The chief sustainability officer of utility Tata Power sees the potential for some clean-energy technologies for distributed power generation serving the "bottom of the pyramid."
BOSTON--For the most part, the world's energy system is highly centralized. Tata Power of India is exploring whether smaller-scale distributed energy can work in a country where hundreds of millions of people don't have access to electricity.
Earlier this month, I met with Avinash Patkar, the chief sustainability officer of Tata Power, which is the power division of India-based Tata, an industrial giant with businesses in steel, software, autos, chemicals, and telecommunications.
As electricity service is extended to more people in India, Tata Power is projecting rapid growth from about 3,000 megawatts of capacity now to 25,000 megawatts later this decade. As part of a long-term sustainability plan, Tata Power intends to beef up its use of clean, renewable power, notably hydropower, where it already has some projects under development, Patkar said.
But the company is putting smaller bets on other clean-energy technologies for distributed power generation, something U.S.-based utilities would not likely pursue. It has invested in an Australian enhanced geothermal company, a concentrating solar power company, and is bullish on the use of thin-film solar cells. In many cases, it's a question of finding a business model that works with the distributed energy technology.
In one project, for example, Tata Power is pursuing a model where a cooperative of farmers would sell agricultural residue to Tata Power, which would operate an on-site power generation unit to sell power to that community. To generate power, Tata expects to use a small-scale 100-kilowatt biomass gasification system, Patkar said. But other technologies, such as wind or solar, should be explored as well, he said.
"It's the 'bottom of the pyramid' idea: there are millions of people (who are potential customers) as long as you can customize a solution for them," he said. "We have not yet come up with a model that works...(but) there is a market here, profits to be made if we could come up with a good distributed power system."
While he was in Boston, Patkar visited Sun Catalytix, which Tata also invested in and hopes to test its product later this year. Sun Catalytix, which was spun out of the Massachusetts Institute of Technology, has developed a relatively cheap catalyst that can split water to make oxygen and hydrogen, which can be used to make electricity in a fuel cell. Its second-generation product, still a few years from commercialization, seeks to make electricity directly from water and a solar cell.

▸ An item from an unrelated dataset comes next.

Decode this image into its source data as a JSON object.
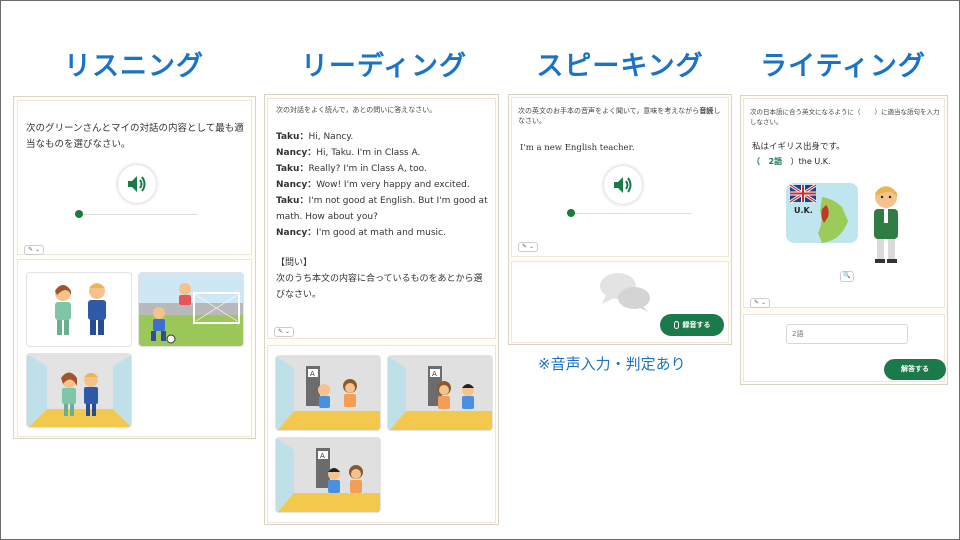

In the U.S., stationary fuel cells are typically used at commercial locations, such as retail stores or office buildings, which want reliable on-site power. But in India, the application of the technology is very different. Instead, it could be used to provide power to a village or a cell phone tower because telecommunication companies need to rely on costly diesel generators in the face of regular power outages.
"We feel this 25-kilowatt distributed power system will fit very well. You don't even need a fuel cell. You could take the hydrogen and burn it in an internal combustion engine, which are available today," Patkar said.
In another project, Tata will be investing a few million dollars in an algae biofuels project that will reduce carbon dioxide and provide the material for nutritional products and biofuel. Tata Power doesn't have any immediate mandates that require it to reduce its carbon emissions, but the company is investing to improve its long-term strategy, Patkar said.
"First of all, it's the right thing to do, but we think we'll have a competitive advantage when CO2 regulation comes down the pike two or five years from now," he said. "From a clean-tech point of view, we are taking a proactive approach...We think in the longer term, grid parity will be achieved cost-wise."
One of the primary considerations for clean-technology deployment is the use of land, Patkar said. In hydropower projects, the company has said its goal is to not displace people from agricultural land.
If Tata Power does have an economic interest in pursuing distributed clean energy, its near future is mostly centralized dirty power. Of its 3,000 megawatts of generating capacity, about two-thirds of that comes from coal, gas, or oil. There are another 450 megawatts from hydro and 200 megawatts from wind. In the next 10 to 15 years, much of the new power to come online will come from burning fossil fuels.
"The nation and Tata Power are on a growth path and it is difficult in this hill which we are passing to suddenly become clean. We hope that once we are at that plateau, the next phase of growth after 2025, we will really need these [clean] technologies and expand on those," he said.